▸ **RECORDS**
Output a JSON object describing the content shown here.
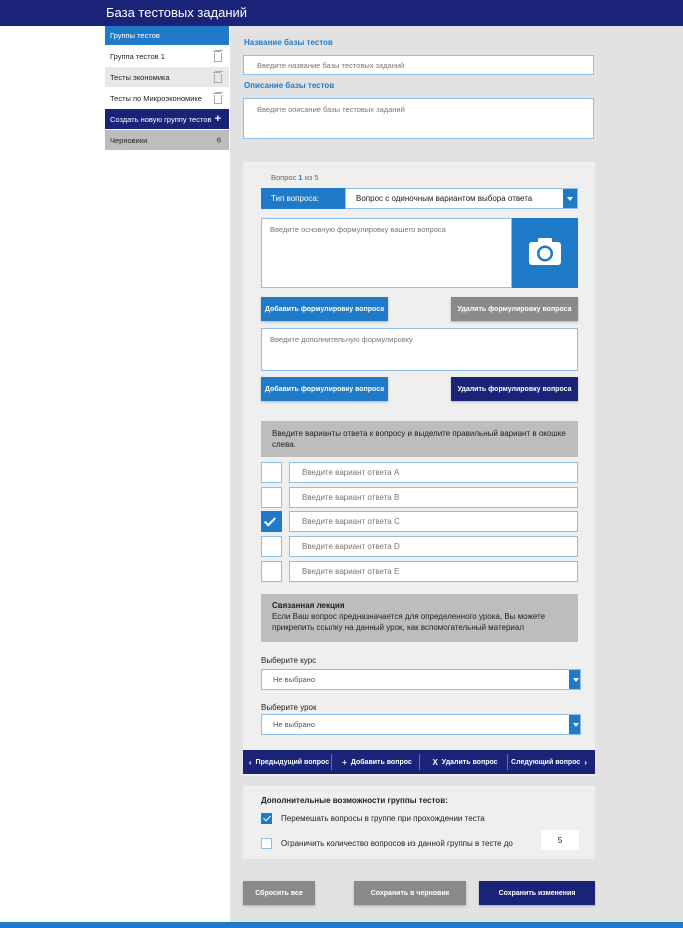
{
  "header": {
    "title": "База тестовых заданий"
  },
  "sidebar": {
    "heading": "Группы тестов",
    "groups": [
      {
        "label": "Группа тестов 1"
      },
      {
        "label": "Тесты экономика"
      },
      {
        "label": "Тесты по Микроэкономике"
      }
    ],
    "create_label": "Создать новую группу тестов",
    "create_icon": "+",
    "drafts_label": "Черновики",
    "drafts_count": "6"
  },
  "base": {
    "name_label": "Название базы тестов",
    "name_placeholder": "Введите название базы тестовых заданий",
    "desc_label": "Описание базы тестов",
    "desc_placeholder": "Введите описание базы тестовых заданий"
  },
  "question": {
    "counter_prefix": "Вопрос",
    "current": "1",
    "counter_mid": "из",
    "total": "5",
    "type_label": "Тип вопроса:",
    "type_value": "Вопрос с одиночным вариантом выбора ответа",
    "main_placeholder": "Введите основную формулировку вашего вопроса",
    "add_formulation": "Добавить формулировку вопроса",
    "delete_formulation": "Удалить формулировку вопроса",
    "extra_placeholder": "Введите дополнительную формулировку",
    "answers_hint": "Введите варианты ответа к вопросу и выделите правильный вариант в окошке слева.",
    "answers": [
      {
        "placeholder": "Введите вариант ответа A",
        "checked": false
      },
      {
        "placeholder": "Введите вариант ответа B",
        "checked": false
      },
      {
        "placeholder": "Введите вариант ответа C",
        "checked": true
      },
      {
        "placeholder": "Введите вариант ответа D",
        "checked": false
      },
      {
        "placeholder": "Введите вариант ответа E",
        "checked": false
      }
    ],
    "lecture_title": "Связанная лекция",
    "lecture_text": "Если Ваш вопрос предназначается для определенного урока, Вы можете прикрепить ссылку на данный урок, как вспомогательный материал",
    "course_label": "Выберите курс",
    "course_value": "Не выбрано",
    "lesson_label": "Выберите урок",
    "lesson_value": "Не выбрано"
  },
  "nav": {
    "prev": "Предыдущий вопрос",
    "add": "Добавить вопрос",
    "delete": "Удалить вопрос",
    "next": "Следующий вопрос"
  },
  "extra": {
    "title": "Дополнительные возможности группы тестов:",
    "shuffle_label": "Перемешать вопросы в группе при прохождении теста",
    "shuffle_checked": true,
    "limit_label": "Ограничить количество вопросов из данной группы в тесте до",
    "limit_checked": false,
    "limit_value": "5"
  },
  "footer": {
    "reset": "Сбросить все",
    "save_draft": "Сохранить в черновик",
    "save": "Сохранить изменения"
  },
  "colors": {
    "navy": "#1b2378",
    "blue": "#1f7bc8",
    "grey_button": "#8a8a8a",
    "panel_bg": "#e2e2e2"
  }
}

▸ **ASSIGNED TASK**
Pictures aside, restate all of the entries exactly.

▸ **RESULT**
Output a JSON object describing the content shown here.
{
  "header": {
    "title": "База тестовых заданий"
  },
  "sidebar": {
    "heading": "Группы тестов",
    "groups": [
      {
        "label": "Группа тестов 1"
      },
      {
        "label": "Тесты экономика"
      },
      {
        "label": "Тесты по Микроэкономике"
      }
    ],
    "create_label": "Создать новую группу тестов",
    "create_icon": "+",
    "drafts_label": "Черновики",
    "drafts_count": "6"
  },
  "base": {
    "name_label": "Название базы тестов",
    "name_placeholder": "Введите название базы тестовых заданий",
    "desc_label": "Описание базы тестов",
    "desc_placeholder": "Введите описание базы тестовых заданий"
  },
  "question": {
    "counter_prefix": "Вопрос",
    "current": "1",
    "counter_mid": "из",
    "total": "5",
    "type_label": "Тип вопроса:",
    "type_value": "Вопрос с одиночным вариантом выбора ответа",
    "main_placeholder": "Введите основную формулировку вашего вопроса",
    "add_formulation": "Добавить формулировку вопроса",
    "delete_formulation": "Удалить формулировку вопроса",
    "extra_placeholder": "Введите дополнительную формулировку",
    "answers_hint": "Введите варианты ответа к вопросу и выделите правильный вариант в окошке слева.",
    "answers": [
      {
        "placeholder": "Введите вариант ответа A",
        "checked": false
      },
      {
        "placeholder": "Введите вариант ответа B",
        "checked": false
      },
      {
        "placeholder": "Введите вариант ответа C",
        "checked": true
      },
      {
        "placeholder": "Введите вариант ответа D",
        "checked": false
      },
      {
        "placeholder": "Введите вариант ответа E",
        "checked": false
      }
    ],
    "lecture_title": "Связанная лекция",
    "lecture_text": "Если Ваш вопрос предназначается для определенного урока, Вы можете прикрепить ссылку на данный урок, как вспомогательный материал",
    "course_label": "Выберите курс",
    "course_value": "Не выбрано",
    "lesson_label": "Выберите урок",
    "lesson_value": "Не выбрано"
  },
  "nav": {
    "prev": "Предыдущий вопрос",
    "add": "Добавить вопрос",
    "delete": "Удалить вопрос",
    "next": "Следующий вопрос"
  },
  "extra": {
    "title": "Дополнительные возможности группы тестов:",
    "shuffle_label": "Перемешать вопросы в группе при прохождении теста",
    "shuffle_checked": true,
    "limit_label": "Ограничить количество вопросов из данной группы в тесте до",
    "limit_checked": false,
    "limit_value": "5"
  },
  "footer": {
    "reset": "Сбросить все",
    "save_draft": "Сохранить в черновик",
    "save": "Сохранить изменения"
  },
  "colors": {
    "navy": "#1b2378",
    "blue": "#1f7bc8",
    "grey_button": "#8a8a8a",
    "panel_bg": "#e2e2e2"
  }
}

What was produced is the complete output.